THE PROBLEM: Nothing but a number belongs in the answer: the count of lines below that contain the word "lens".

DATA FOR THIS EXERCISE:
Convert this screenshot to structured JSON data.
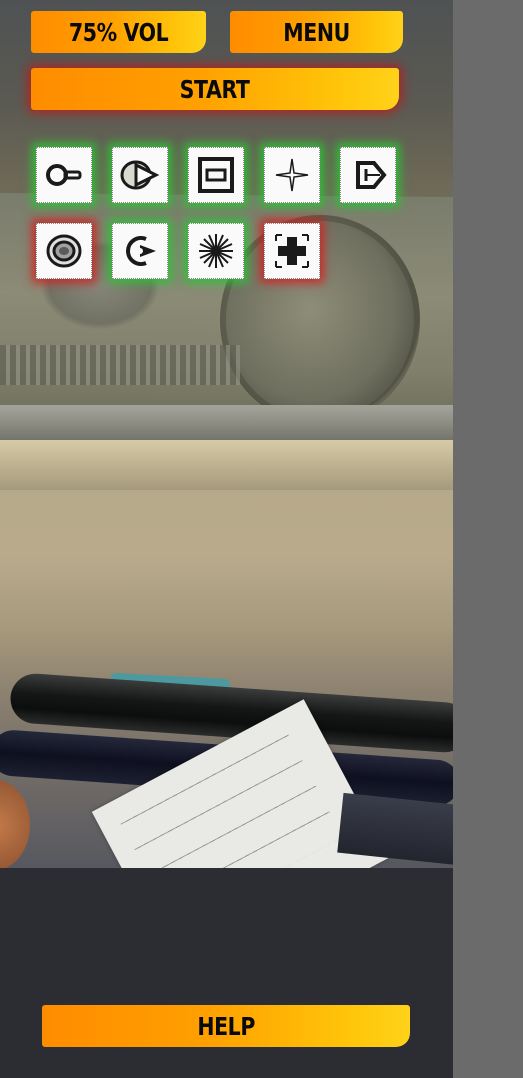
{
  "toolbar": {
    "volume_label": "75% VOL",
    "menu_label": "MENU",
    "start_label": "START"
  },
  "tools": [
    {
      "icon": "key-icon",
      "glow": "green"
    },
    {
      "icon": "eye-lens-icon",
      "glow": "green"
    },
    {
      "icon": "h-beam-icon",
      "glow": "green"
    },
    {
      "icon": "sparkle-icon",
      "glow": "green"
    },
    {
      "icon": "arrowhead-icon",
      "glow": "green"
    },
    {
      "icon": "concentric-rings-icon",
      "glow": "red"
    },
    {
      "icon": "camera-lens-icon",
      "glow": "green"
    },
    {
      "icon": "starburst-icon",
      "glow": "green"
    },
    {
      "icon": "cross-target-icon",
      "glow": "red"
    }
  ],
  "footer": {
    "help_label": "HELP"
  },
  "colors": {
    "button_gradient_start": "#ff8c00",
    "button_gradient_end": "#ffd21a",
    "glow_green": "#28c832",
    "glow_red": "#d21e1e",
    "panel_bg": "#2c2d33",
    "side_bg": "#6b6b6b"
  }
}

TASK OUTPUT: 2